Now, what I just described is probably the most minimalistic approach possible, at least that I can think of. And while that may be an optimal approach for some parents, Cory and I simply aren’t that frugal. Sorry, we just aren’t. We believe in spending our money wisely and saving on things that we buy anyway, but we also enjoy our material blessings. Nice stuff is nice to have, and I don’t think that’s wrong. That being said, there is a balance to be found, and for us, the balance is somewhere between complete minimalism and complete excess.

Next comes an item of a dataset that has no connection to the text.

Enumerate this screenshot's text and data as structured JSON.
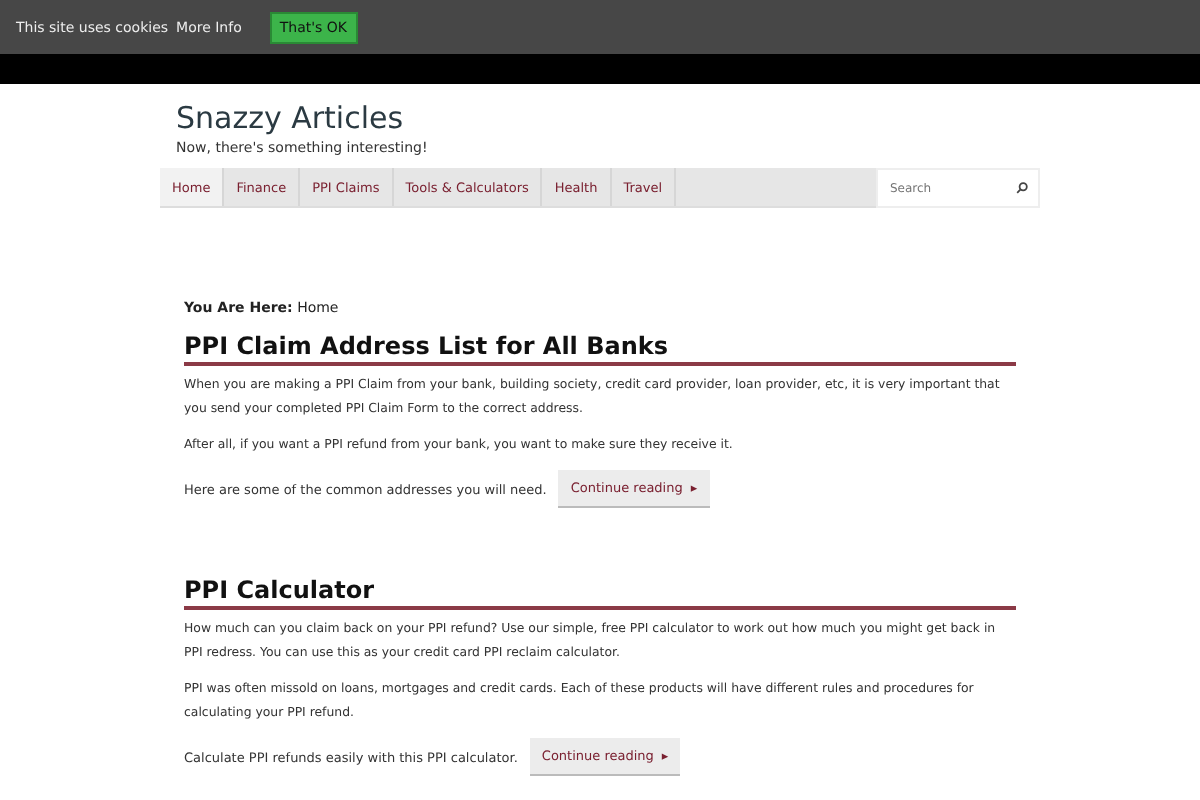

Reading this book on minimalism inspired me to cut some unnecessary items out of our baby budget. Cory and I spent some time re-thinking our needs and wants for life with a baby. In the end, we were able to trim over $1,000 from our baby budget, and we’ve used some of that to make changes to our home that we feel will make it more fit for our envisioned family lifestyle. One of the major things that we cut from the budget was a nursery. We’d already been planning to co-sleep, so the room that we’d designated as Cody’s future nursery was going to get very little use. We decided to turn the room into a TV room and guest room, which has opened up our living room to be more welcoming and family-oriented. There is now plenty of space for kids to play and for people to relax and converse when we have guests over. An added benefit is that the television is no longer the centerpiece of our home. Child development experts recommend that children under age 2 not watch TV at all, and this arrangement will make it much easier to follow through with our no-TV policy. Finally, we used some of that extra money to spoil ourselves with new bedding and other refreshing changes to our bedroom. Since that is where Cory, Cody, and I will all be sleeping, we wanted that room to be a relaxing and pleasant space. In essence, we cut some things from the baby budget that would have brought our family very little benefit, and replaced them with a few purchases that have improved our home for everyone while still saving money.

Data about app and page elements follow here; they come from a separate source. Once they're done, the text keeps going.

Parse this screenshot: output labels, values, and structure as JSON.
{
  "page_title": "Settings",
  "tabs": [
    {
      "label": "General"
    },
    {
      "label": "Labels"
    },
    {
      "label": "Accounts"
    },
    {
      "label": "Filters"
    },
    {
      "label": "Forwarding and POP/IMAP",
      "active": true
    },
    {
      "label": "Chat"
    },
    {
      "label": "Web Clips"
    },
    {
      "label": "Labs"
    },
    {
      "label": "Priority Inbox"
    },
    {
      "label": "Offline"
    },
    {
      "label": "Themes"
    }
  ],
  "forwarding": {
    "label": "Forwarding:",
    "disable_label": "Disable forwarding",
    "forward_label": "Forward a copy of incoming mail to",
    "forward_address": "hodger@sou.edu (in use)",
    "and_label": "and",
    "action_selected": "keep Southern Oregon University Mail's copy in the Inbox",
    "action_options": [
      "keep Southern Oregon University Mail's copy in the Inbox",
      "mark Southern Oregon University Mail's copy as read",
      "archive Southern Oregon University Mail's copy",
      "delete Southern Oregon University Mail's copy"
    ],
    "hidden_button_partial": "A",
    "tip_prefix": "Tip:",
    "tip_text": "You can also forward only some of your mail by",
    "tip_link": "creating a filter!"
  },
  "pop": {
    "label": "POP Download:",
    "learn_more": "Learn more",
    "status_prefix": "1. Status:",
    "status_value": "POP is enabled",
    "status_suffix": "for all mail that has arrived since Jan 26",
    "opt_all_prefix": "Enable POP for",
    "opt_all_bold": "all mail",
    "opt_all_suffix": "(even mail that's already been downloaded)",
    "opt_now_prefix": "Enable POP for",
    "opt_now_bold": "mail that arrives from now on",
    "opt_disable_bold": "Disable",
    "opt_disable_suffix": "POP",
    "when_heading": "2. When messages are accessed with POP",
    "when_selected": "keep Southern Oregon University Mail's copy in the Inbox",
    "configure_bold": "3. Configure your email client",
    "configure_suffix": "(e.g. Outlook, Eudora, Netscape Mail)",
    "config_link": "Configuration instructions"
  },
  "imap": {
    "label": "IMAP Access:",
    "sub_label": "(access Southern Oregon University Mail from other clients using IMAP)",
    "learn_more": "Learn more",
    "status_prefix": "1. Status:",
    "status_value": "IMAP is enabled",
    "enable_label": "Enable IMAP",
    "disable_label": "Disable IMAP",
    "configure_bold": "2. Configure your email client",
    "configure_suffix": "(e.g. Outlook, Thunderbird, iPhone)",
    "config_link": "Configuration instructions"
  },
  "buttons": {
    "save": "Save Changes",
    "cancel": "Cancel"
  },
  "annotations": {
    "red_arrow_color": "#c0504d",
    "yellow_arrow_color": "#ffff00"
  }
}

Our recent baby gear re-evaluation also gave us the benefit of shrinking the list of what we still need to buy. As of right now, Cory and I are glad to know that we have most what we need for the baby. We could easily spend just a hundred bucks or so to buy the clothes that we need and then we’d be good to go. It’s refreshing to see it that way, after being told for so long that affording a baby is impossible! This new outlook is due mostly to changing the way we see what we need versus what we want.

That’s not to say that there aren’t still plenty of things that we want for the baby. A fancy swing would be nice, we’d certainly enjoy a comfy glider to rock Cody to sleep in, and an ergo carrier has definitely caught my eye. Some ridiculously cute baby outfits would not be the worst thing to have either! But hey, that’s what a baby registry is for, right? Cory and I enjoyed filling ours with fun things that it would be nice to have. And honestly, knowing that any gifts we receive at our baby shower or otherwise are purely for our delight and enjoyment makes it all that much sweeter. We don’t need them, they’re simply blessings to be thankful for and to add to the fun of having a baby.

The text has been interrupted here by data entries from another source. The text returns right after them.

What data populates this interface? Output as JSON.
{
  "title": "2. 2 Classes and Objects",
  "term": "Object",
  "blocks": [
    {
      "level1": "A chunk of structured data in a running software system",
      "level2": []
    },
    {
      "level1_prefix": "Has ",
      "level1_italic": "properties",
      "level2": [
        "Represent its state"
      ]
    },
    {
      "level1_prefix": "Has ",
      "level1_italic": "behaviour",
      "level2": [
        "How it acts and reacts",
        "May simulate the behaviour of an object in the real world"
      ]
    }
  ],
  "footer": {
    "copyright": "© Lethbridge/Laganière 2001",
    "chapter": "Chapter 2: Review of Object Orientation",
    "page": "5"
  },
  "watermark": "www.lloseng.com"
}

Taking a minimalist view of preparing for baby has given us peace. We know that years down the road, Cody won’t remember or care that he didn’t have a nursery or that awesome new baby gadget. He’ll just remember that he was loved and cared for. He most likely won’t even think to ask for his own room until he’s past age 3 or 4, he’ll just be happy to go to bed every night safe and sound next to the parents who love him. And when we look back at his baby years, I don’t think we’ll be regretting that we didn’t spend as much money on baby stuff as we could have; instead, we’ll look back and treasure the memories of holding, snuggling, feeding, and playing with our little baby, whether or not he was wearing designer jeans and clutching a trendy giraffe teething toy.

Stuff comes and goes, but love will last forever; that’s what kids need the most. Minimalism in all of its levels is just one way to remind ourselves about what really matters. Not stuff, but love.


“Three things will last forever—faith, hope, and love—and the greatest of these is love.”

1 Corinthians 13:13 (NLT)